Published September 12, 2015
Forward Drew LeBlanc of St. Cloud State has won the Hobey Baker Award, given to the nation's top college hockey player.
LeBlanc, who helped to lead the Huskies to an appearance in the Frozen Four, becomes the first member of the St. Cloud State program to ever win the coveted award.
LeBlanc, a fifth-year senior center, led the nation with 37 assists in 42 games. He scored 13 goals, and finished with 50 points, good for seventh in the nation. He was a two-year captain for the Huskies, who lost to Quinnipiac, 4-1, Thursday in the national semifinals here.
He is a native of Hermantown, Minn., and was named first team all-conference in the WCHA this season.
Hobey Baker was a legendary player at Princeton, and is remembered for redefining the game with end-to-end rushes and no-look passes.
"Well, I think just to be associated with the name Hobey Baker and what he meant to not only college hockey, but the time period in general, how big of a figure he was, just to be associated with that has been pretty special for me," LeBlanc said. "I've said it a bunch of times now, but it doesn't happen if our team doesn't have the success that we've had this year.
"I've been fortunate enough to play with a great group of guys and with great people and great leaders. It's just everything kind of aligned right and found a place for me, and I'm just fortunate to have the opportunity."
Quinnipiac goaltender Eric Hartzell was also a Hobey Baker finalist, was a key cog in the Bobcats' run to the title game. Hartzell outshined LeBlanc Thursday night, and Quinnipiac will try to win its first national championship on Saturday at the Consol Energy Center vs. Yale.
But goalies rarely win the award. In fact, the last one to win the Baker was Ryan Miller in 2001. Miller was a standout for Michigan State before graduating to an impressive career with the Buffalo Sabres. He also helped lead Team USA to a silver medal in the Vancouver Olympics.

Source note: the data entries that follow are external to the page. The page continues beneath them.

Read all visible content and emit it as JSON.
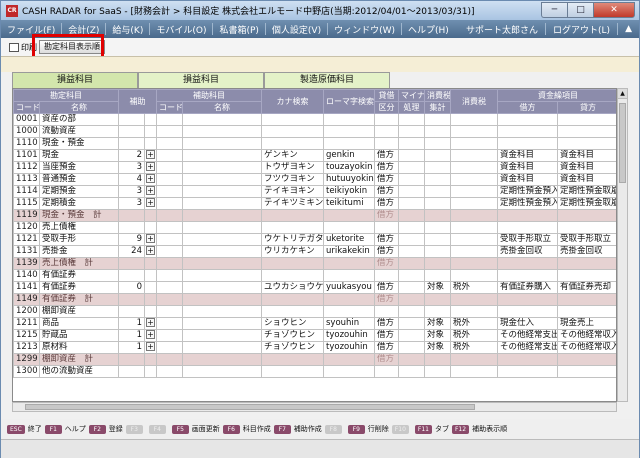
{
  "window": {
    "title": "CASH RADAR for SaaS - [財務会計 > 科目設定 株式会社エルモード中野店(当期:2012/04/01～2013/03/31)]",
    "icon": "cr-app-icon",
    "min": "─",
    "max": "□",
    "close": "✕"
  },
  "menu": {
    "items": [
      "ファイル(F)",
      "会計(Z)",
      "給与(K)",
      "モバイル(O)",
      "私書箱(P)",
      "個人設定(V)",
      "ウィンドウ(W)",
      "ヘルプ(H)"
    ],
    "right": [
      "サポート太郎さん",
      "ログアウト(L)",
      "▲"
    ]
  },
  "toolbar": {
    "print": "印刷",
    "order": "勘定科目表示順"
  },
  "tabs": [
    "損益科目",
    "損益科目",
    "製造原価科目"
  ],
  "grid": {
    "groups": {
      "kanjo": "勘定科目",
      "hosetsu": "補助",
      "hojo": "補助科目",
      "kana": "カナ検索",
      "roma": "ローマ字検索",
      "taishaku": "貸借",
      "mynus": "マイナス",
      "shohizei": "消費税",
      "shohi": "消費税",
      "shikin": "資金繰項目"
    },
    "sub": {
      "code": "コード",
      "name": "名称",
      "hcode": "コード",
      "hname": "名称",
      "taishaku": "区分",
      "mynus": "処理",
      "shukei": "集計",
      "debit": "借方",
      "credit": "貸方"
    },
    "rows": [
      {
        "t": "n",
        "code": "0001",
        "name": "資産の部",
        "kana": "",
        "roma": "",
        "kubun": "",
        "hojo": "",
        "plus": false,
        "taisho": "",
        "zei": "",
        "debit": "",
        "credit": ""
      },
      {
        "t": "n",
        "code": "1000",
        "name": "流動資産",
        "kana": "",
        "roma": "",
        "kubun": "",
        "hojo": "",
        "plus": false,
        "taisho": "",
        "zei": "",
        "debit": "",
        "credit": ""
      },
      {
        "t": "n",
        "code": "1110",
        "name": "現金・預金",
        "kana": "",
        "roma": "",
        "kubun": "",
        "hojo": "",
        "plus": false,
        "taisho": "",
        "zei": "",
        "debit": "",
        "credit": ""
      },
      {
        "t": "n",
        "code": "1101",
        "name": "現金",
        "hojo": "2",
        "plus": true,
        "kana": "ゲンキン",
        "roma": "genkin",
        "kubun": "借方",
        "taisho": "",
        "zei": "",
        "debit": "資金科目",
        "credit": "資金科目"
      },
      {
        "t": "n",
        "code": "1112",
        "name": "当座預金",
        "hojo": "3",
        "plus": true,
        "kana": "トウザヨキン",
        "roma": "touzayokin",
        "kubun": "借方",
        "taisho": "",
        "zei": "",
        "debit": "資金科目",
        "credit": "資金科目"
      },
      {
        "t": "n",
        "code": "1113",
        "name": "普通預金",
        "hojo": "4",
        "plus": true,
        "kana": "フツウヨキン",
        "roma": "hutuuyokin",
        "kubun": "借方",
        "taisho": "",
        "zei": "",
        "debit": "資金科目",
        "credit": "資金科目"
      },
      {
        "t": "n",
        "code": "1114",
        "name": "定期預金",
        "hojo": "3",
        "plus": true,
        "kana": "テイキヨキン",
        "roma": "teikiyokin",
        "kubun": "借方",
        "taisho": "",
        "zei": "",
        "debit": "定期性預金預入",
        "credit": "定期性預金取崩"
      },
      {
        "t": "n",
        "code": "1115",
        "name": "定期積金",
        "hojo": "3",
        "plus": true,
        "kana": "テイキツミキン",
        "roma": "teikitumi",
        "kubun": "借方",
        "taisho": "",
        "zei": "",
        "debit": "定期性預金預入",
        "credit": "定期性預金取崩"
      },
      {
        "t": "s",
        "code": "1119",
        "name": "現金・預金　計",
        "kana": "",
        "roma": "",
        "kubun": "借方",
        "hojo": "",
        "plus": false,
        "taisho": "",
        "zei": "",
        "debit": "",
        "credit": ""
      },
      {
        "t": "n",
        "code": "1120",
        "name": "売上債権",
        "kana": "",
        "roma": "",
        "kubun": "",
        "hojo": "",
        "plus": false,
        "taisho": "",
        "zei": "",
        "debit": "",
        "credit": ""
      },
      {
        "t": "n",
        "code": "1121",
        "name": "受取手形",
        "hojo": "9",
        "plus": true,
        "kana": "ウケトリテガタ",
        "roma": "uketorite",
        "kubun": "借方",
        "taisho": "",
        "zei": "",
        "debit": "受取手形取立",
        "credit": "受取手形取立"
      },
      {
        "t": "n",
        "code": "1131",
        "name": "売掛金",
        "hojo": "24",
        "plus": true,
        "kana": "ウリカケキン",
        "roma": "urikakekin",
        "kubun": "借方",
        "taisho": "",
        "zei": "",
        "debit": "売掛金回収",
        "credit": "売掛金回収"
      },
      {
        "t": "s",
        "code": "1139",
        "name": "売上債権　計",
        "kana": "",
        "roma": "",
        "kubun": "借方",
        "hojo": "",
        "plus": false,
        "taisho": "",
        "zei": "",
        "debit": "",
        "credit": ""
      },
      {
        "t": "n",
        "code": "1140",
        "name": "有価証券",
        "kana": "",
        "roma": "",
        "kubun": "",
        "hojo": "",
        "plus": false,
        "taisho": "",
        "zei": "",
        "debit": "",
        "credit": ""
      },
      {
        "t": "n",
        "code": "1141",
        "name": "有価証券",
        "hojo": "0",
        "plus": false,
        "kana": "ユウカショウケン",
        "roma": "yuukasyou",
        "kubun": "借方",
        "taisho": "対象",
        "zei": "税外",
        "debit": "有価証券購入",
        "credit": "有価証券売却"
      },
      {
        "t": "s",
        "code": "1149",
        "name": "有価証券　計",
        "kana": "",
        "roma": "",
        "kubun": "借方",
        "hojo": "",
        "plus": false,
        "taisho": "",
        "zei": "",
        "debit": "",
        "credit": ""
      },
      {
        "t": "n",
        "code": "1200",
        "name": "棚卸資産",
        "kana": "",
        "roma": "",
        "kubun": "",
        "hojo": "",
        "plus": false,
        "taisho": "",
        "zei": "",
        "debit": "",
        "credit": ""
      },
      {
        "t": "n",
        "code": "1211",
        "name": "商品",
        "hojo": "1",
        "plus": true,
        "kana": "ショウヒン",
        "roma": "syouhin",
        "kubun": "借方",
        "taisho": "対象",
        "zei": "税外",
        "debit": "現金仕入",
        "credit": "現金売上"
      },
      {
        "t": "n",
        "code": "1215",
        "name": "貯蔵品",
        "hojo": "1",
        "plus": true,
        "kana": "チョゾウヒン",
        "roma": "tyozouhin",
        "kubun": "借方",
        "taisho": "対象",
        "zei": "税外",
        "debit": "その他経常支出",
        "credit": "その他経常収入"
      },
      {
        "t": "n",
        "code": "1213",
        "name": "原材料",
        "hojo": "1",
        "plus": true,
        "kana": "チョゾウヒン",
        "roma": "tyozouhin",
        "kubun": "借方",
        "taisho": "対象",
        "zei": "税外",
        "debit": "その他経常支出",
        "credit": "その他経常収入"
      },
      {
        "t": "s",
        "code": "1299",
        "name": "棚卸資産　計",
        "kana": "",
        "roma": "",
        "kubun": "借方",
        "hojo": "",
        "plus": false,
        "taisho": "",
        "zei": "",
        "debit": "",
        "credit": ""
      },
      {
        "t": "n",
        "code": "1300",
        "name": "他の流動資産",
        "kana": "",
        "roma": "",
        "kubun": "",
        "hojo": "",
        "plus": false,
        "taisho": "",
        "zei": "",
        "debit": "",
        "credit": ""
      }
    ]
  },
  "fkeys": [
    {
      "k": "ESC",
      "l": "終了",
      "on": true
    },
    {
      "k": "F1",
      "l": "ヘルプ",
      "on": true
    },
    {
      "k": "F2",
      "l": "登録",
      "on": true
    },
    {
      "k": "F3",
      "l": "",
      "on": false
    },
    {
      "k": "F4",
      "l": "",
      "on": false
    },
    {
      "k": "F5",
      "l": "画面更新",
      "on": true
    },
    {
      "k": "F6",
      "l": "科目作成",
      "on": true
    },
    {
      "k": "F7",
      "l": "補助作成",
      "on": true
    },
    {
      "k": "F8",
      "l": "",
      "on": false
    },
    {
      "k": "F9",
      "l": "行削除",
      "on": true
    },
    {
      "k": "F10",
      "l": "",
      "on": false
    },
    {
      "k": "F11",
      "l": "タブ",
      "on": true
    },
    {
      "k": "F12",
      "l": "補助表示順",
      "on": true
    }
  ]
}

The previous three Baker winners were also forwards: Wisconsin's Blake Geoffrion (2010); Miami, Ohio's Andy Miele (2011); and Minnesota Duluth's Jack Connolly (2012).